Go through the data and report each line that holds the string "photo".

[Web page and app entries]
=======
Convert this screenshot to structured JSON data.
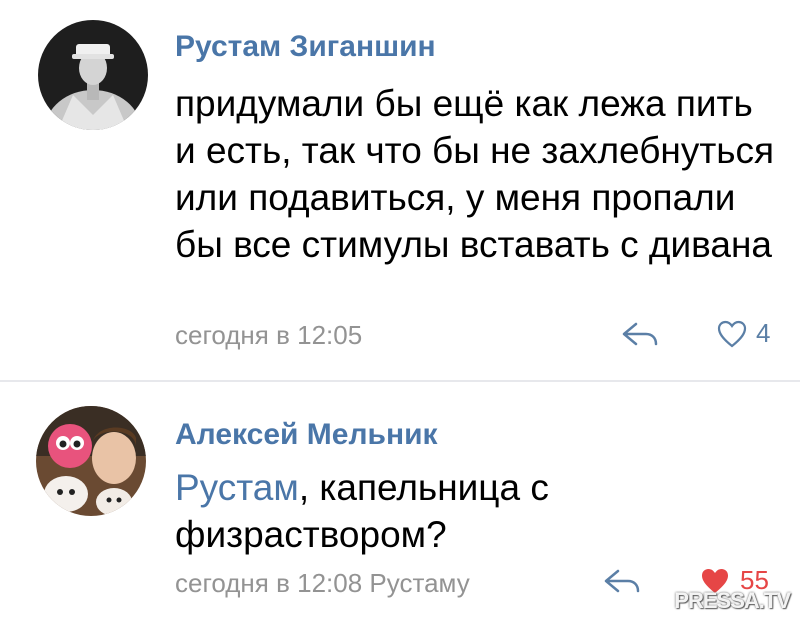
{
  "comments": [
    {
      "author": "Рустам Зиганшин",
      "text": "придумали бы ещё как лежа пить и есть, так что бы не захлебнуться или подавиться, у меня пропали бы все стимулы вставать с дивана",
      "time": "сегодня в 12:05",
      "likes": "4",
      "liked": false,
      "avatar_icon": "user-photo-grayscale"
    },
    {
      "author": "Алексей Мельник",
      "mention": "Рустам",
      "text": ", капельница с физраствором?",
      "time": "сегодня в 12:08 Рустаму",
      "likes": "55",
      "liked": true,
      "avatar_icon": "user-photo-with-plush-toys"
    }
  ],
  "colors": {
    "link": "#4a76a8",
    "meta": "#939393",
    "like_active": "#e64646",
    "divider": "#e7e8ec"
  },
  "watermark": "PRESSA.TV"
}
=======
*ANSWER*.
      "avatar_icon": "user-photo-grayscale"
      "avatar_icon": "user-photo-with-plush-toys"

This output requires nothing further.